Would Germany have held together if it had to implement such draconian measures?
Under no circumstances. In any case, the German leadership was the first to set aside the Maastricht limits when it had a choice between a deep recession and a milder one. Of course, it could afford to do this being the Eurozone’s surplus nation. As is always the case, the rules do not apply equally between the surplus and deficit nations of any currency union of fixed exchange rate regime.
Why is Greece getting so much of the blame for the Euro crisis when it is the bigger economies like Spain and Italy that pose greater threats to the Eurozone?
Because it was the canary in the mine. It was the first and flimsiest economy to betray the common secret that our Eurozone project was badly flawed. It was thus a prime scapegoat candidate.
Do you believe that part of the reason why Greece’s financial crisis is so acute is because it is such a young democracy?
No, I do not. Perhaps the root problem (which is linked to our dictatorial past, but which is similar to the Italian experience) is the Greek elite’s incapacity to act as a national elite. Instead, it milks the country dry on the promise that it will pass the task of reforming the nation’s institutions to something it vaguely refers to as ‘Europe’. Alas, ‘Europe’ is neither interested in nor capable of such a feat. Initially, ‘Europe’ was only interested in Greece as a market with low levels of private indebtedness. Now, it just wants to get rid of it but knows not how to do it without losing Spain, Italy and, ultimately, France.
What do you think is the answer to Greece’s problems?
To try out a policy we have never tried out before: To tell the truth both within the EU’s institutions and in public: The Greek state is insolvent, the bailouts have created a new cleptocracy amongst our bankers, and the quadruple crisis (banks, debt, investment and poverty) cannot be addressed through more loans under the imposition of greater austerity (which shrinks the incomes from which the burgeoning debts must be repaied).
Do you think that a third bail-out can solve any of Greek problems, or the Troika is just “buying time” (even if there’s no MoU, as Mr Stournaras has suggested)?
None of the bailouts had the purpose of solving Greece’s problems. The original bailout was a cynical ploy for transferring losses from the books of the German and French banks onto the shoulders of the Greek, German and French taxpayers. The second bailout was merely an acknowledgment that the first bailout had imposed upon Greece conditions that it could never meet. Similarly with the one being prepared now: Greece has committed, as part of the second bailout, to return to the troika €27 billion from the time the loans dry out April 2014) to the end of 2016. This would necessitate primary surpluses of nearly 5% every year for three years, all of which should be transferred out of the bleeding country and to the coffers of the troika. Everyone knows that this is economically impossible and politically explosive. So, this is what they propose to do: Adopt the bankers’ favourite trick of ‘extending and pretending’ bad loans. They will, in practice, allow the Greek government not to pay anything much back between 2014 and 2016 (they will, in effect, reduce interest to zero over that period) and extend the repayment period for principal plus interest by an additional decade or so. This way, they will be extending Greece’s insolvency ad infinitum.

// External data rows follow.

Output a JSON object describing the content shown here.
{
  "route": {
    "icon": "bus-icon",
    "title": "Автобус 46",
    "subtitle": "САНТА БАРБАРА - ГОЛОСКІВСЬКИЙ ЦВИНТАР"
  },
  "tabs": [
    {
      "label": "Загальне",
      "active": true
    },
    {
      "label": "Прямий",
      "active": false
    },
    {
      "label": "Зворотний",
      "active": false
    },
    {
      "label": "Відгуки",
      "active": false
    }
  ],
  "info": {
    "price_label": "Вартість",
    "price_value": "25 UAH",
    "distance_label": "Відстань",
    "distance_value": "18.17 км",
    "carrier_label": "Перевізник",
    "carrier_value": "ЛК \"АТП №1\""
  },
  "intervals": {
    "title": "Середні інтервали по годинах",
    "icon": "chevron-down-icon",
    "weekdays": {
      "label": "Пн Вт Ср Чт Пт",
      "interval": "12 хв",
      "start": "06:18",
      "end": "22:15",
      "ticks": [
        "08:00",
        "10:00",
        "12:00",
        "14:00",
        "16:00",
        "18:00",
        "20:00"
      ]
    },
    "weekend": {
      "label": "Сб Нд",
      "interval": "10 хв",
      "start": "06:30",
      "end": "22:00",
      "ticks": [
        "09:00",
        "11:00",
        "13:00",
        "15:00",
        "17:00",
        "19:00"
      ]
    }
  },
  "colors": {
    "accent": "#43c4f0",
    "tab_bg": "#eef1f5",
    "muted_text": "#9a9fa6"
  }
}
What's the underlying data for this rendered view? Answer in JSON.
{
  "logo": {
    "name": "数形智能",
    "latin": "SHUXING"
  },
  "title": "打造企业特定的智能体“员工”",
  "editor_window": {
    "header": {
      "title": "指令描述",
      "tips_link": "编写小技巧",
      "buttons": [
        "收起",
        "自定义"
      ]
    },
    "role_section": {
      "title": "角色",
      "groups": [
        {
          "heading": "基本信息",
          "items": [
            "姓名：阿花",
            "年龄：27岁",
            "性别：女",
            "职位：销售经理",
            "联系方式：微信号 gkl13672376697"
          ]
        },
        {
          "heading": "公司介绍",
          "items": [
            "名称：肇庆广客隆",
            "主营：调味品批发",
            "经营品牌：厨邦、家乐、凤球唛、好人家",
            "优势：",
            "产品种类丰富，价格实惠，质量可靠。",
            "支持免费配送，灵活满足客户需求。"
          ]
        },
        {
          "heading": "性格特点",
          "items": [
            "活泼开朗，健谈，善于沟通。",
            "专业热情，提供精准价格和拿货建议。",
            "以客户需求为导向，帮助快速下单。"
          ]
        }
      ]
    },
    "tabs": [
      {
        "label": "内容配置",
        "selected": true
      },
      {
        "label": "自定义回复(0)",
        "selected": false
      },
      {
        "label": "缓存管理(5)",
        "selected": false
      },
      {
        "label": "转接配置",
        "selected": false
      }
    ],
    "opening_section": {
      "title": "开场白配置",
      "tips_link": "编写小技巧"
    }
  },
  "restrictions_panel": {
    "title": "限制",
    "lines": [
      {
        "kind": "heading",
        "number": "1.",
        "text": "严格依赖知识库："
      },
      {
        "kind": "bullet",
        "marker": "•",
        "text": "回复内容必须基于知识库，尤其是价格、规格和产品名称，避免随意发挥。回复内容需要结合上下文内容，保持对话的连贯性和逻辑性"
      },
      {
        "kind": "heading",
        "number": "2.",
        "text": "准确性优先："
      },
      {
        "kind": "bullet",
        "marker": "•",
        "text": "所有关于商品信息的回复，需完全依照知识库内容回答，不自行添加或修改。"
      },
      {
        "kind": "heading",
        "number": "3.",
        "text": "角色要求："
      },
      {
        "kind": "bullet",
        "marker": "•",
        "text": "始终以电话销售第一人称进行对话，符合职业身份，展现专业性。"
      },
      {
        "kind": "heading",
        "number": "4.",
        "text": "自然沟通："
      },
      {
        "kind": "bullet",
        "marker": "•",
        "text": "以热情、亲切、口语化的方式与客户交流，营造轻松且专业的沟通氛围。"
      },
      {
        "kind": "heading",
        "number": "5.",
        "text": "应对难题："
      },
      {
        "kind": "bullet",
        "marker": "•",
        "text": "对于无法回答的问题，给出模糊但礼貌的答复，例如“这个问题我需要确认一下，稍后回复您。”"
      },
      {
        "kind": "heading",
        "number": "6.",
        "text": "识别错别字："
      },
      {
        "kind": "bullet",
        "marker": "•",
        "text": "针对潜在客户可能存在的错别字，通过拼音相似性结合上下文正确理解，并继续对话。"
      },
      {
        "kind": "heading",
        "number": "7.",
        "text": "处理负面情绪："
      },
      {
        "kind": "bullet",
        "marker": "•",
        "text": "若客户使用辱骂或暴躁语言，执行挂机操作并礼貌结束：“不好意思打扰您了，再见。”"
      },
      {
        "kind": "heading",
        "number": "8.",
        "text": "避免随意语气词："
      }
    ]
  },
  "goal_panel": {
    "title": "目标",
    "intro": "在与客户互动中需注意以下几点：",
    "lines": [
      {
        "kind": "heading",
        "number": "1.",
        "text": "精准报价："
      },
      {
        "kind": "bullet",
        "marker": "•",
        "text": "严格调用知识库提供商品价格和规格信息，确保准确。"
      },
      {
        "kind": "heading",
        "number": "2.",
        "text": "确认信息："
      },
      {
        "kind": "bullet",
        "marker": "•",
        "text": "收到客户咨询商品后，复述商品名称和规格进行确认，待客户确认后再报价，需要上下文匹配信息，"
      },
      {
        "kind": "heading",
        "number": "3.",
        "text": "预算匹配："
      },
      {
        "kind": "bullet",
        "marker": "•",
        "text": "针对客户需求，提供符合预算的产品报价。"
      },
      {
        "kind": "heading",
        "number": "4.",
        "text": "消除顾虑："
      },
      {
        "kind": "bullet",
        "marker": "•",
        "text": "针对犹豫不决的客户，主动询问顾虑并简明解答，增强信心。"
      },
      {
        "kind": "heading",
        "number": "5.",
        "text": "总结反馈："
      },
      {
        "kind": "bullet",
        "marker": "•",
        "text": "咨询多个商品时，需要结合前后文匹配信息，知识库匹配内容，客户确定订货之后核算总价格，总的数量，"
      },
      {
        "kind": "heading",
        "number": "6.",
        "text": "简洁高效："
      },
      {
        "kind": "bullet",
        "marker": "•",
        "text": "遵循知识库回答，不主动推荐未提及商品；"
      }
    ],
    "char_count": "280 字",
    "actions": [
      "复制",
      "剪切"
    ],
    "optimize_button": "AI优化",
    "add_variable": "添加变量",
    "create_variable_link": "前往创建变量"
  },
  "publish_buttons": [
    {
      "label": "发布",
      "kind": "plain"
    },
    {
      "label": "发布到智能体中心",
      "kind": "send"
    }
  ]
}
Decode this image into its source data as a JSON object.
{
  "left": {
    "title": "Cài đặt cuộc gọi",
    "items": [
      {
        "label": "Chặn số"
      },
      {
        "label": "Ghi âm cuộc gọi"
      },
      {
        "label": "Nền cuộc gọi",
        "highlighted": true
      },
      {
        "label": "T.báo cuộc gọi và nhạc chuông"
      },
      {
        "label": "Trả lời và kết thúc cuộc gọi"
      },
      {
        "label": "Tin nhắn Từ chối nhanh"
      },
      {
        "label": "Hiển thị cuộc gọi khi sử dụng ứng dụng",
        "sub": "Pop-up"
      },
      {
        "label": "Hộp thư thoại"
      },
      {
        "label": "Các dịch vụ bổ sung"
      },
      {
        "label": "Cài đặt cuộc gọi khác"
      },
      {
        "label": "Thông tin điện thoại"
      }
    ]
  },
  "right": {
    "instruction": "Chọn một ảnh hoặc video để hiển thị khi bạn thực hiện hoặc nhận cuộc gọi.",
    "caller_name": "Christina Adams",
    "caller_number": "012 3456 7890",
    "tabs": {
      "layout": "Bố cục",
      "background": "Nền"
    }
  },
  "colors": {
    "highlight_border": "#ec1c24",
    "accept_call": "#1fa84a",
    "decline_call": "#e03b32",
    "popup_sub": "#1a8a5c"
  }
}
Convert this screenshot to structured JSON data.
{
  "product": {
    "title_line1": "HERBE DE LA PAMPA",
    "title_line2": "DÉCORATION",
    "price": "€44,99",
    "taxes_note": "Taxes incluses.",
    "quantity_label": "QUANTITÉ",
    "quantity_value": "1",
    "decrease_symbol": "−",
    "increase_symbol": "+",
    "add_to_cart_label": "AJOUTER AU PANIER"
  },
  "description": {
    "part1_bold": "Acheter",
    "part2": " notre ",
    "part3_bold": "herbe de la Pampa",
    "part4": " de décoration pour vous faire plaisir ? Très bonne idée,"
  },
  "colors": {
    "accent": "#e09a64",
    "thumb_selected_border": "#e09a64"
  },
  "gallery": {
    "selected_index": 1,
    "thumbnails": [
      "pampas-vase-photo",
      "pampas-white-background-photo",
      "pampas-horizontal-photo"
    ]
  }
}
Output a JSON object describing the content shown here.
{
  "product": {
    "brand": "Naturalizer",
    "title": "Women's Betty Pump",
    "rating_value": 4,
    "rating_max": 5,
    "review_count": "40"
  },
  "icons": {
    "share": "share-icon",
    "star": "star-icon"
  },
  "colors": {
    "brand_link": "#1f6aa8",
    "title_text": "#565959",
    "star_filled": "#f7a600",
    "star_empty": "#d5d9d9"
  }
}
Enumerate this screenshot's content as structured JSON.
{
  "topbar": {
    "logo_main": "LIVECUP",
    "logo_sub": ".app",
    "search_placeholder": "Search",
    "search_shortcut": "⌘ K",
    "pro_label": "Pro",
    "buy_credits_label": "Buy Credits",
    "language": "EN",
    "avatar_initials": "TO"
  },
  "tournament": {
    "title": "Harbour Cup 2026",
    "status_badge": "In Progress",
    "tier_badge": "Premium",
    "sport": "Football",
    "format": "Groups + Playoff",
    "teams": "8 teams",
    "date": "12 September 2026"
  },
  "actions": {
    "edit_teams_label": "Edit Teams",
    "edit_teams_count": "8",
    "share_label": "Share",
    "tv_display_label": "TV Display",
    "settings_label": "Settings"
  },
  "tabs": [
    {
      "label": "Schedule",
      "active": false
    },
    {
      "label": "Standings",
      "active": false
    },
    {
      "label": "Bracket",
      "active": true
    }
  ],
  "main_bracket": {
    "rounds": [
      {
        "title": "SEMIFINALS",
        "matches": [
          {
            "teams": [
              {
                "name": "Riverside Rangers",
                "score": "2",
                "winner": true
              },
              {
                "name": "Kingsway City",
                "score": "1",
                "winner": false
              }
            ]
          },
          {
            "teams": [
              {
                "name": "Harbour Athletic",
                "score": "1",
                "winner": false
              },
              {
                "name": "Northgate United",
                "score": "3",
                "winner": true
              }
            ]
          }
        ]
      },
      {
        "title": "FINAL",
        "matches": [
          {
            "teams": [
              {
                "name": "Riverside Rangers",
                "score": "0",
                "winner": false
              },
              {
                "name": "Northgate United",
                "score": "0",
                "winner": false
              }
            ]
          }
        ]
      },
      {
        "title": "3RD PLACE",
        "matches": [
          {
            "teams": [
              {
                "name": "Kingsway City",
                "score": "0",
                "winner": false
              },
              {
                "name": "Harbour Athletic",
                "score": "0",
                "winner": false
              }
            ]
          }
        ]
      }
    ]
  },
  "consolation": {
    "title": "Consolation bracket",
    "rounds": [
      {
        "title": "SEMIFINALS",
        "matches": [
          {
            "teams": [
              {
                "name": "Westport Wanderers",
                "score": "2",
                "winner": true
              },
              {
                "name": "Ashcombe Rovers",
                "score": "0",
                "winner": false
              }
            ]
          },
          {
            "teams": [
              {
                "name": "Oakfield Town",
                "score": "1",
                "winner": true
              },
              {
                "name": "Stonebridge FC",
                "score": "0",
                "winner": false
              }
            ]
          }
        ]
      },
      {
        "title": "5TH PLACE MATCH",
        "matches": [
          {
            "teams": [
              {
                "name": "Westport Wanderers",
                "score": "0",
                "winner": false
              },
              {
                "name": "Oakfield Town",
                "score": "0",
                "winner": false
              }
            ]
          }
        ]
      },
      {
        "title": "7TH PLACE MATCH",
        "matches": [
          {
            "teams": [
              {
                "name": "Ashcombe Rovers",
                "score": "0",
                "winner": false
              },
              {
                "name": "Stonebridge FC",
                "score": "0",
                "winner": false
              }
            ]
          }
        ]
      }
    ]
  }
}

Is there any possibility for Greece to ‘survive’ inside de euro? Is bankruptcy inevitable?
Greece defaulted twice already and will be defaulting a third time – since the reduction in interest rates coupled with the extension of the repayment period is an effective haircut of its debts to the troika. So, the bankruptcy has already happened, in doses. Can Greece survive inside the euro? The answer is that Europe is planning to allow it to languish inside of the Eurozone, tending toward a state that resembles Kosovo. Will the Greeks tolerate this? Probably. However, the most pressing, and interesting, question is: Can the euro survive? I have no doubt that, if the present policies continue, it cannot.
Note: The above Q&A took place a week ago between a German journalist and myself. More details will be published here soon.